▸ Stored items from a collection:
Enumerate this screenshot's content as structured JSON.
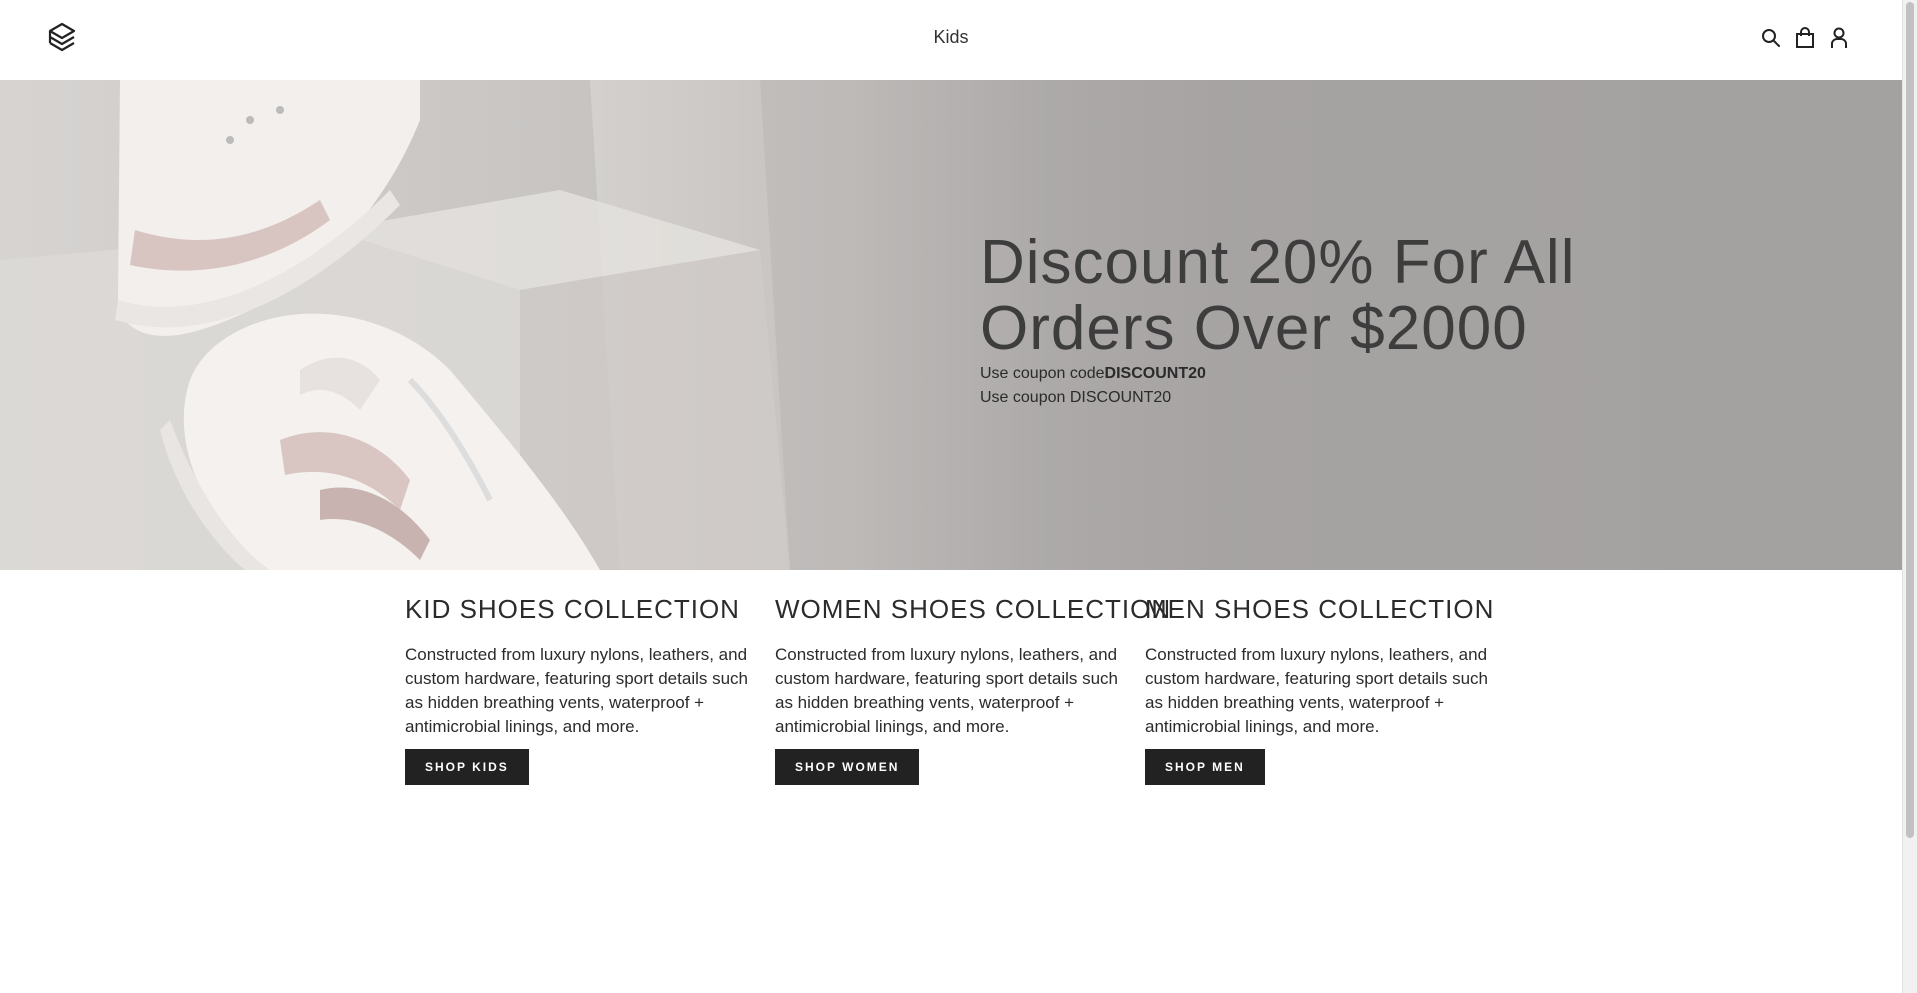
{
  "header": {
    "nav_title": "Kids",
    "icons": [
      "search-icon",
      "bag-icon",
      "account-icon"
    ]
  },
  "hero": {
    "heading": "Discount 20% For All Orders Over $2000",
    "coupon_prefix": "Use coupon code",
    "coupon_code": "DISCOUNT20",
    "coupon_line2": "Use coupon DISCOUNT20",
    "image": "white and pink sneakers on white display cubes"
  },
  "collections": [
    {
      "title": "KID SHOES COLLECTION",
      "description": "Constructed from luxury nylons, leathers, and custom hardware, featuring sport details such as hidden breathing vents, waterproof + antimicrobial linings, and more.",
      "button": "SHOP KIDS"
    },
    {
      "title": "WOMEN SHOES COLLECTION",
      "description": "Constructed from luxury nylons, leathers, and custom hardware, featuring sport details such as hidden breathing vents, waterproof + antimicrobial linings, and more.",
      "button": "SHOP WOMEN"
    },
    {
      "title": "MEN SHOES COLLECTION",
      "description": "Constructed from luxury nylons, leathers, and custom hardware, featuring sport details such as hidden breathing vents, waterproof + antimicrobial linings, and more.",
      "button": "SHOP MEN"
    }
  ],
  "colors": {
    "button_bg": "#222222",
    "hero_bg": "#a6a3a2",
    "text": "#2b2b2b"
  }
}
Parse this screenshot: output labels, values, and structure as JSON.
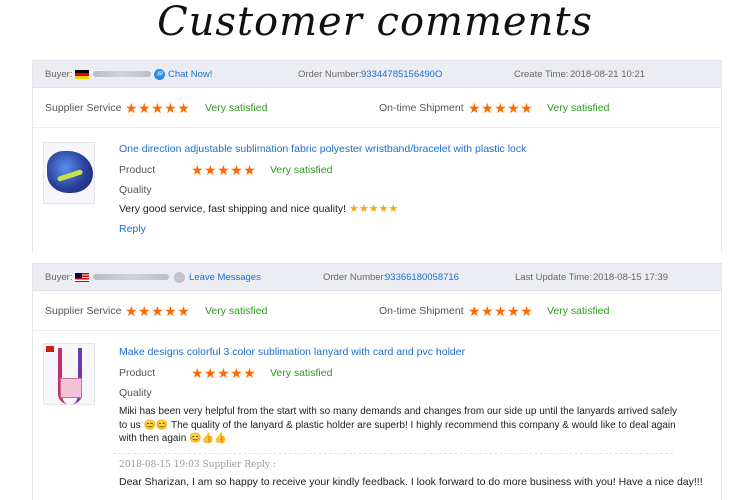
{
  "page": {
    "title": "Customer comments"
  },
  "colors": {
    "star": "#ff6a00",
    "satisfied": "#2e9a1f",
    "link": "#1a6fd0",
    "meta_bg": "#ebedf2"
  },
  "reviews": [
    {
      "buyer_label": "Buyer:",
      "buyer_country_flag": "germany-flag",
      "contact_label": "Chat Now!",
      "contact_icon": "chat-icon",
      "order_label": "Order Number:",
      "order_number": "93344785156490O",
      "time_label": "Create Time:",
      "time_value": "2018-08-21 10:21",
      "supplier_service_label": "Supplier Service",
      "supplier_service_stars": "★★★★★",
      "supplier_service_rating": "Very satisfied",
      "shipment_label": "On-time Shipment",
      "shipment_stars": "★★★★★",
      "shipment_rating": "Very satisfied",
      "product_title": "One direction adjustable sublimation fabric polyester wristband/bracelet with plastic lock",
      "product_label": "Product",
      "product_stars": "★★★★★",
      "product_rating": "Very satisfied",
      "quality_label": "Quality",
      "comment": "Very good service, fast shipping and nice quality!",
      "comment_stars": "★★★★★",
      "reply_label": "Reply"
    },
    {
      "buyer_label": "Buyer:",
      "buyer_country_flag": "malaysia-flag",
      "contact_label": "Leave Messages",
      "contact_icon": "message-icon",
      "order_label": "Order Number:",
      "order_number": "93366180058716",
      "time_label": "Last Update Time:",
      "time_value": "2018-08-15 17:39",
      "supplier_service_label": "Supplier Service",
      "supplier_service_stars": "★★★★★",
      "supplier_service_rating": "Very satisfied",
      "shipment_label": "On-time Shipment",
      "shipment_stars": "★★★★★",
      "shipment_rating": "Very satisfied",
      "product_title": "Make designs colorful 3 color sublimation lanyard with card and pvc holder",
      "product_label": "Product",
      "product_stars": "★★★★★",
      "product_rating": "Very satisfied",
      "quality_label": "Quality",
      "comment_line1": "Miki has been very helpful from the start with so many demands and changes from our side up until the lanyards arrived safely",
      "comment_line2": "to us 😊😊 The quality of the lanyard & plastic holder are superb! I highly recommend this company & would like to deal again",
      "comment_line3": "with then again 😊👍👍",
      "supplier_reply_meta": "2018-08-15 19:03  Supplier Reply :",
      "supplier_reply_text": "Dear Sharizan, I am so happy to receive your kindly feedback. I look forward to do more business with you! Have a nice day!!!"
    }
  ]
}
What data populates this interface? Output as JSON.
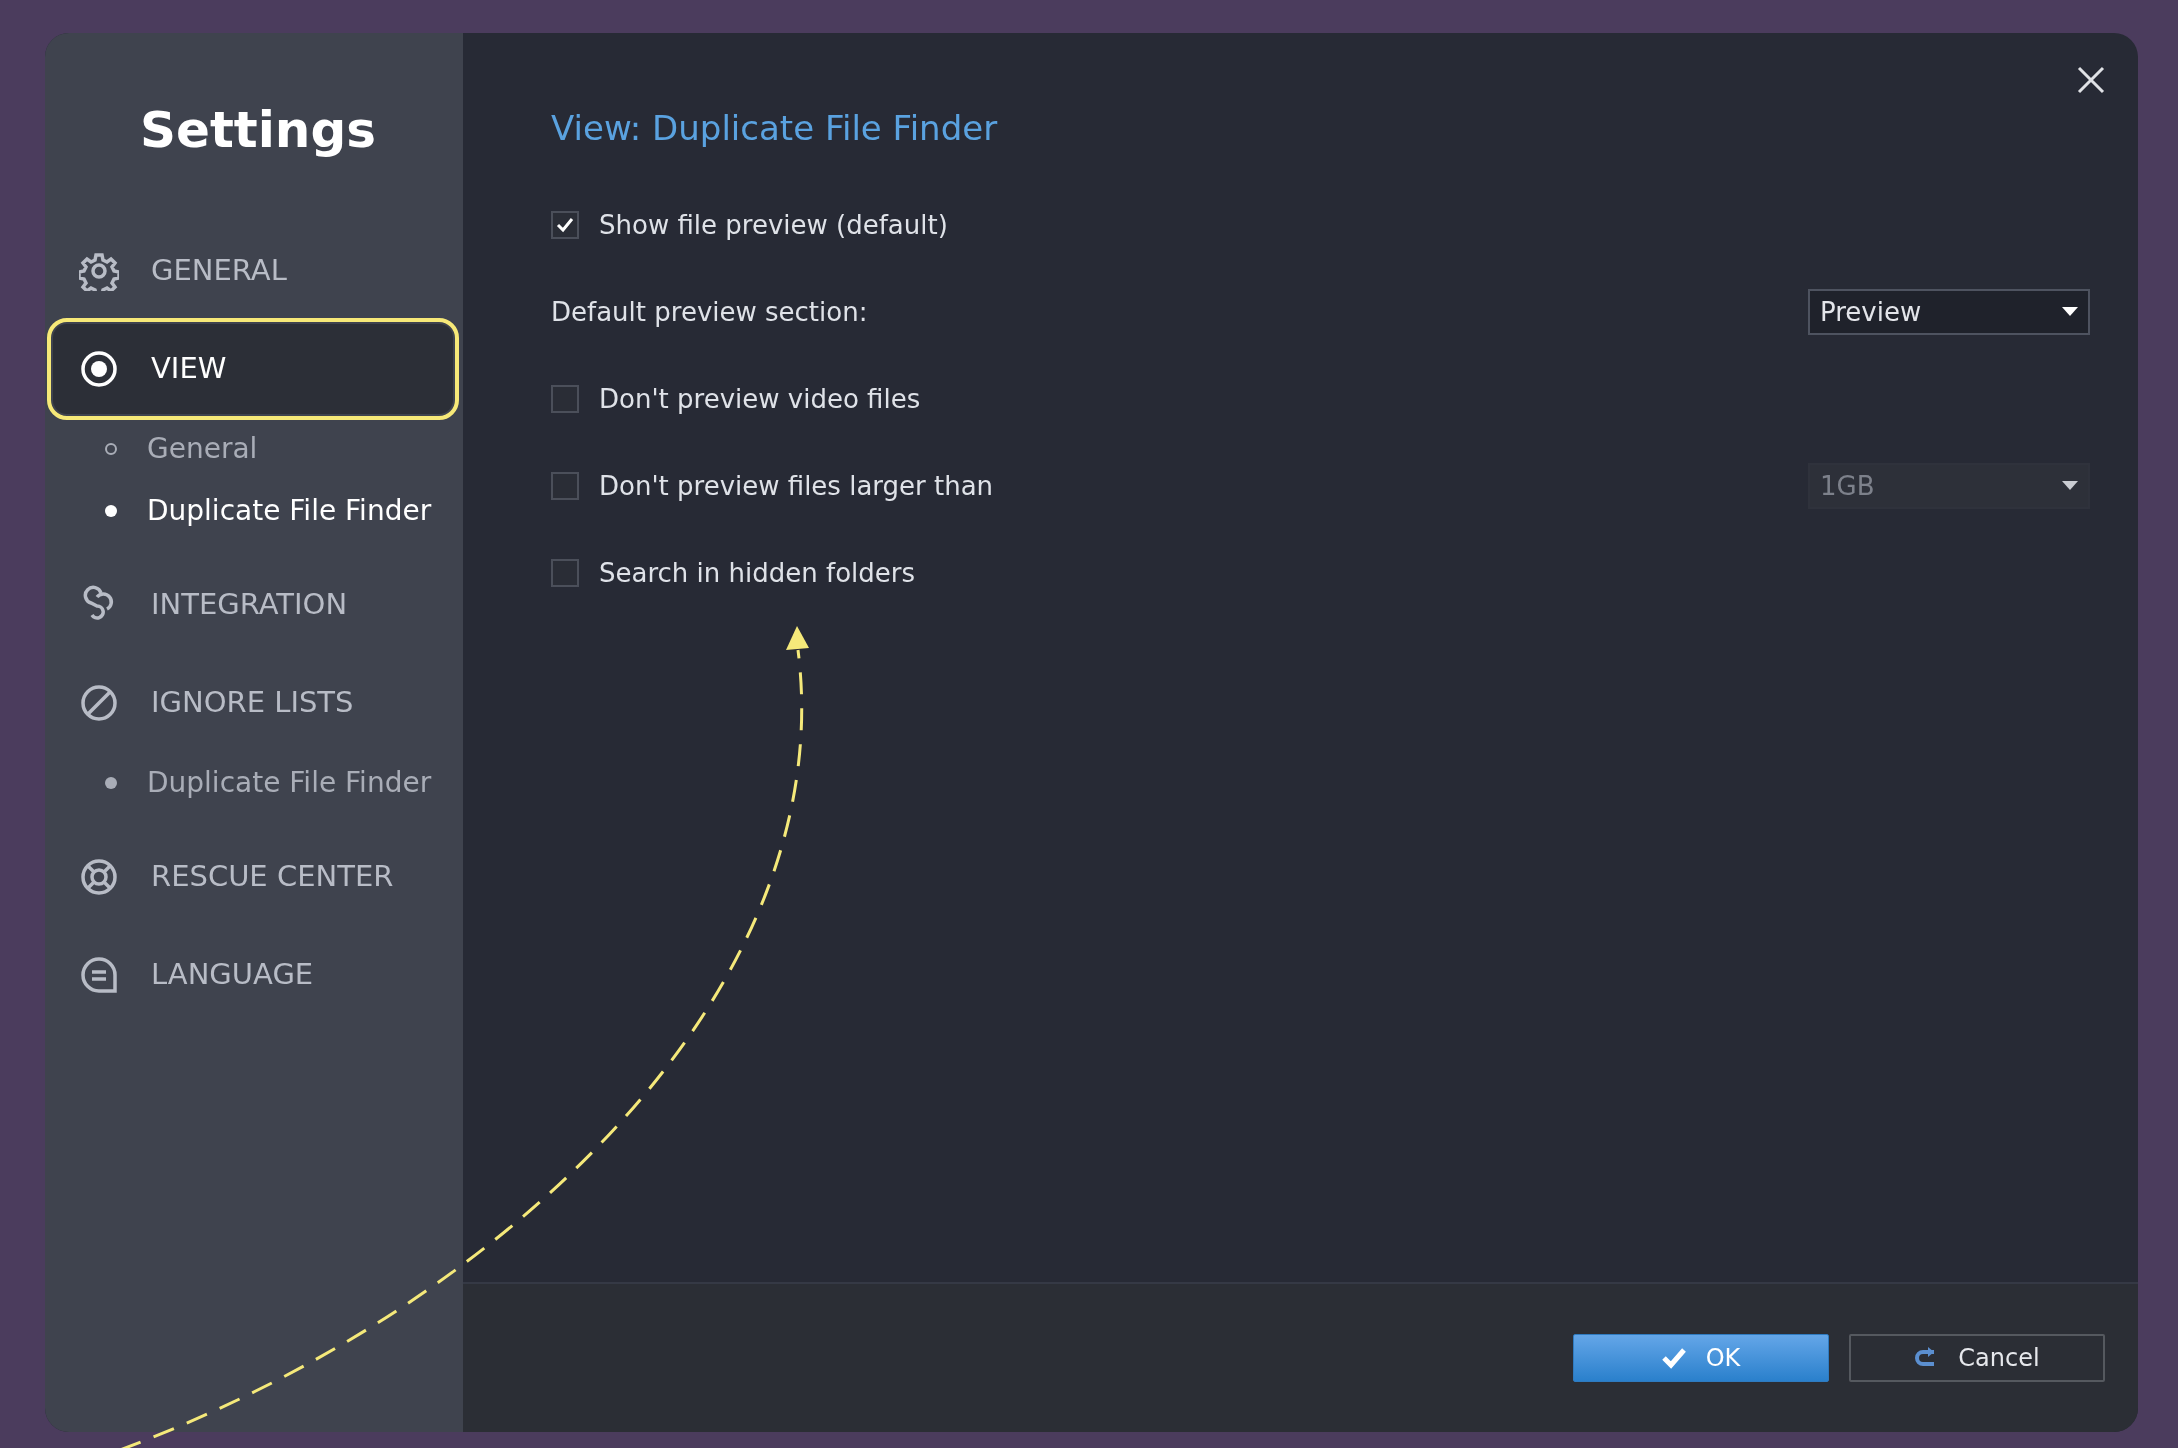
{
  "sidebar": {
    "title": "Settings",
    "items": [
      {
        "label": "GENERAL",
        "selected": false,
        "highlighted": false
      },
      {
        "label": "VIEW",
        "selected": true,
        "highlighted": true,
        "children": [
          {
            "label": "General",
            "kind": "ring",
            "selected": false
          },
          {
            "label": "Duplicate File Finder",
            "kind": "dot",
            "selected": true
          }
        ]
      },
      {
        "label": "INTEGRATION",
        "selected": false,
        "highlighted": false
      },
      {
        "label": "IGNORE LISTS",
        "selected": false,
        "highlighted": false,
        "children": [
          {
            "label": "Duplicate File Finder",
            "kind": "dot",
            "selected": false
          }
        ]
      },
      {
        "label": "RESCUE CENTER",
        "selected": false,
        "highlighted": false
      },
      {
        "label": "LANGUAGE",
        "selected": false,
        "highlighted": false
      }
    ]
  },
  "content": {
    "title": "View: Duplicate File Finder",
    "options": [
      {
        "kind": "checkbox",
        "label": "Show file preview (default)",
        "checked": true
      },
      {
        "kind": "label",
        "label": "Default preview section:",
        "dropdown": {
          "value": "Preview",
          "disabled": false
        }
      },
      {
        "kind": "checkbox",
        "label": "Don't preview video files",
        "checked": false
      },
      {
        "kind": "checkbox",
        "label": "Don't preview files larger than",
        "checked": false,
        "dropdown": {
          "value": "1GB",
          "disabled": true
        }
      },
      {
        "kind": "checkbox",
        "label": "Search in hidden folders",
        "checked": false
      }
    ]
  },
  "buttons": [
    {
      "label": "OK",
      "kind": "primary"
    },
    {
      "label": "Cancel",
      "kind": "secondary"
    }
  ]
}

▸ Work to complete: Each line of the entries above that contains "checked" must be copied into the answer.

▸ Solution:
        "checked": true
        "checked": false
        "checked": false,
        "checked": false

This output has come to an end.